Landscape Management


UNE aims at best practice and continual improvement in teaching, research, research training, research impact and outreach, reflected in and through a commitment to a living campus based on the principles and practices of biodiversity conservation, education, learning, knowledge, aesthetics and sustainability.

Landscape Advisory Committee

In 2018 UNE established a Landscape Advisory Committee inclusive of staff, students and external representatives to set strategic directions for the landscape management. The Facilities Management Services team work closely with the consultative group to manage day to day maintenance of the grounds, seek advice on best practice management processes and plan future planting and maintenance programs.

Landscape Management Plan

The Landscape Management Plan (LMP) is in the process of being updated by a team of UNE experts led by Professor Jeremy Bruhl, Director of the NCW Beadle Herbarium and Convenor of Botany in the School of Environmental and Rural Sciences. The team also includes specialists in areas including Aboriginal culture, ecology, heritage, geography and urban planning, The core purposes and functions of the LMP aim to:

  • Protect Indigenous flora, fauna and archaeological history;
  • Preserve Aboriginal cultural artefacts and areas of significance;
  • Protect heritage plantings of trees and shrubs;
  • Establish a campus-wide botanical gardens that integrates with teaching and research;
  • Provide students and staff pleasure, protection, and facilitate learning and research;
  • Communicate widely (including students and staff) regarding information on the best-practice management of remnant woodlands at UNE; and
  • Provide visitors and collaborators welcome, enjoyment and enrichment.

Not-for-profit community groups

The University will continue to engage external stakeholders for majority revegetation activities associated with UNE’s Landscape Management requirements. These groups will include:

Land Care Photo No 4

  • Armidale Tree Group (ATG, a native plant nursery) for appropriate species selection;
  • Armidale Urban Rivercare Group (AURG) for the coordination of planting activities.

These groups are not-for-profit organisations coordinated by the Southern New England Landcare Coordinating Committee (SNELCC) which is the not-for-profit organisation responsible for the administration and public liability of ATG and AURG. SNELCC has the capability to access a range of information relating to effective planting methods including planning, ground and site preparation, planting and ongoing maintenance work plans. The University may rely on these groups for the advice, coordination and successful completion of landscape management projects.

Community Engagement

The University continues to allow existing opportunities for community involvement in landscape management within the campus. This would entail around research programs by staff and student large volunteer workforce comprising local community members and the University students who have the potential to:

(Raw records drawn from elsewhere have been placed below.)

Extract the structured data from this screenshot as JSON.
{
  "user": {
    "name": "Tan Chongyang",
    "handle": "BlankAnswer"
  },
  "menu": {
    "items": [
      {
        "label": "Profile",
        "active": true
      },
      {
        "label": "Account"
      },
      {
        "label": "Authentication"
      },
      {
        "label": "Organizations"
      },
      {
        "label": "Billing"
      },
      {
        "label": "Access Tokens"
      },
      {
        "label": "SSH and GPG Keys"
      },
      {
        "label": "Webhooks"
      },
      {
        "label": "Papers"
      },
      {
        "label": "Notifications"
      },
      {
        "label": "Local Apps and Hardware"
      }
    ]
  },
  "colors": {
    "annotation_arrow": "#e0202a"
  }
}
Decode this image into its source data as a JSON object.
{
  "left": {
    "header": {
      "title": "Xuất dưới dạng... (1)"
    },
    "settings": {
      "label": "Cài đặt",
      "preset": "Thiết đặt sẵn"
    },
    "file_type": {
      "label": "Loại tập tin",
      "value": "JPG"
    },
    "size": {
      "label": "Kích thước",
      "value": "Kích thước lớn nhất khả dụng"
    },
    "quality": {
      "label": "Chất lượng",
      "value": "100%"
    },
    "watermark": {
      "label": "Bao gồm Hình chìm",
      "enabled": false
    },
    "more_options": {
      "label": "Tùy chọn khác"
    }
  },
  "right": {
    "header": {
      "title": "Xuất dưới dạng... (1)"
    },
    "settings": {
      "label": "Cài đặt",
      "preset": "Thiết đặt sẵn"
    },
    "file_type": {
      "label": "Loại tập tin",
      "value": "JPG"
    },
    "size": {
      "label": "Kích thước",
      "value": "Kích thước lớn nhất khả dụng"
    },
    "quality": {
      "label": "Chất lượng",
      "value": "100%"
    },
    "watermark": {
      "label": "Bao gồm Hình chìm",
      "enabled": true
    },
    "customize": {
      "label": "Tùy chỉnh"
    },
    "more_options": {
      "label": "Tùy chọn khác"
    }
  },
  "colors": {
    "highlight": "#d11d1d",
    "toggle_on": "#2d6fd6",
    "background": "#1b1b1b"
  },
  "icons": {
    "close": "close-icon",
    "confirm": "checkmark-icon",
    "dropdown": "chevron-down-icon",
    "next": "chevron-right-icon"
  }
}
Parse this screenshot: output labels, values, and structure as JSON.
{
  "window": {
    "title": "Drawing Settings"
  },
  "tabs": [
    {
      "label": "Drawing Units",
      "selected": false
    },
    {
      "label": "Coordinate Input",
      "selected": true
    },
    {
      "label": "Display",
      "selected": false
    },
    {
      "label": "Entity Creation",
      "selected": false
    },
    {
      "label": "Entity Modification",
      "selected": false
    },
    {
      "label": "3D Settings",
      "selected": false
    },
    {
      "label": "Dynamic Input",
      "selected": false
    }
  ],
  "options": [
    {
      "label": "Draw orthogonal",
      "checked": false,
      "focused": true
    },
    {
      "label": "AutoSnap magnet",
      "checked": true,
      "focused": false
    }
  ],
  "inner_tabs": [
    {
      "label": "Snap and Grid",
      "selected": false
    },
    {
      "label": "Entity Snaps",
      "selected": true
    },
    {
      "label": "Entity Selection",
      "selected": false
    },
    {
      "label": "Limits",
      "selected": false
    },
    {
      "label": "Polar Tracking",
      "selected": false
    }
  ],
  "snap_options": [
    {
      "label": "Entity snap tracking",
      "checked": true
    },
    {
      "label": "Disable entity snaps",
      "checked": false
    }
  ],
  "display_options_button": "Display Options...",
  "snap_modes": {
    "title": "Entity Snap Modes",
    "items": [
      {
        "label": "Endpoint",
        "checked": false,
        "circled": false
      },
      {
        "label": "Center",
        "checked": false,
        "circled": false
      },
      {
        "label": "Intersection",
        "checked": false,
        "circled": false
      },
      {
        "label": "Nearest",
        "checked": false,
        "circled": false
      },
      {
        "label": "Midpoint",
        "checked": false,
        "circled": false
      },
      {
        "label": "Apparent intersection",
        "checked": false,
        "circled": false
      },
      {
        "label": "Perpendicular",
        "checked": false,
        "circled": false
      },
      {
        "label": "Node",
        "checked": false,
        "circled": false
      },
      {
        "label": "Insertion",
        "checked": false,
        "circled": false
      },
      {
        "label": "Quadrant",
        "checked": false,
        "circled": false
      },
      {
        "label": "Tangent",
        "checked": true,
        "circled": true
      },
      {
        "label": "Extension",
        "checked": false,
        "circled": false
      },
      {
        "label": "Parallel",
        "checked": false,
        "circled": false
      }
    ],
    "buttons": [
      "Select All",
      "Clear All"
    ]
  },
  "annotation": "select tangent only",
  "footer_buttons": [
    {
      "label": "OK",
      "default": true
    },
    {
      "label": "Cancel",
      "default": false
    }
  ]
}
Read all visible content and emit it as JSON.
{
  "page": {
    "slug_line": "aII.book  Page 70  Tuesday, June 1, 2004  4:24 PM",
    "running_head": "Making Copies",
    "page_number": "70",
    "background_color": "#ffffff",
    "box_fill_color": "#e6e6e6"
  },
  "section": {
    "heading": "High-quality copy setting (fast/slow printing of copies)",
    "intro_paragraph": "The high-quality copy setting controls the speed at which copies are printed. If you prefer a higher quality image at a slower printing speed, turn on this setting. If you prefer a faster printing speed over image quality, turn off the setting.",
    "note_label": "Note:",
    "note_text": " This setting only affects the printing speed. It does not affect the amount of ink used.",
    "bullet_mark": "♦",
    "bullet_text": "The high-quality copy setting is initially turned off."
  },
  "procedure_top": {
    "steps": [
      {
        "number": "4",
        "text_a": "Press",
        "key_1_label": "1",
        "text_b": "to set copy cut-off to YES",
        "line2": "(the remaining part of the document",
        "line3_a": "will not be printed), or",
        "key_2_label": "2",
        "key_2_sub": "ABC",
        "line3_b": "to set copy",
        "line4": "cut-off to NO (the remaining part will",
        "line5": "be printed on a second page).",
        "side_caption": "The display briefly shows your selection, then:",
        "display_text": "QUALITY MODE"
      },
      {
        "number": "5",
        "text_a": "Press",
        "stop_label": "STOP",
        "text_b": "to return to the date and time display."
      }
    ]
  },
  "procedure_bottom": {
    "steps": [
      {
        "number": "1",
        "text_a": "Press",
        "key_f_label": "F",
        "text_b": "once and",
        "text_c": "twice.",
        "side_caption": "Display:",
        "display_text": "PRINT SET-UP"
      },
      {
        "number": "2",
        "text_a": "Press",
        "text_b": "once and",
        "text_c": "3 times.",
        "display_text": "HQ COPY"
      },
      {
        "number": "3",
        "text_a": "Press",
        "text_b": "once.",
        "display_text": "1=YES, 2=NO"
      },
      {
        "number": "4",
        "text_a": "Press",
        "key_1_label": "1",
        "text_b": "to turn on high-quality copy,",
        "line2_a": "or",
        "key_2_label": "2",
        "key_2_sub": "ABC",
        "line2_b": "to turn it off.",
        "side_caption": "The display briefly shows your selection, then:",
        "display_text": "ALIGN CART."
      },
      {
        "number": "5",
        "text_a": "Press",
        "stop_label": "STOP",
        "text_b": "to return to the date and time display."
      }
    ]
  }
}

  • Increase the numbers of people involved in landscape management on campus;
  • Increase links between landscape management and research/teaching activities;
  • Foster a greater sense of community within the campus through greater environmental awareness and interaction with the environment;
  • Improve environmental sustainability; and
  • Showcase the ‘New England bushland campus’ to prospective students and staff, as well as the wider community, to generate a greater appreciation of the natural values of the campus.

Koala Management Plan

Given that the University habitat is contiguous with Koala populations, the University has developed Koala Management Plan with the purpose of protecting Koala populations across their current range.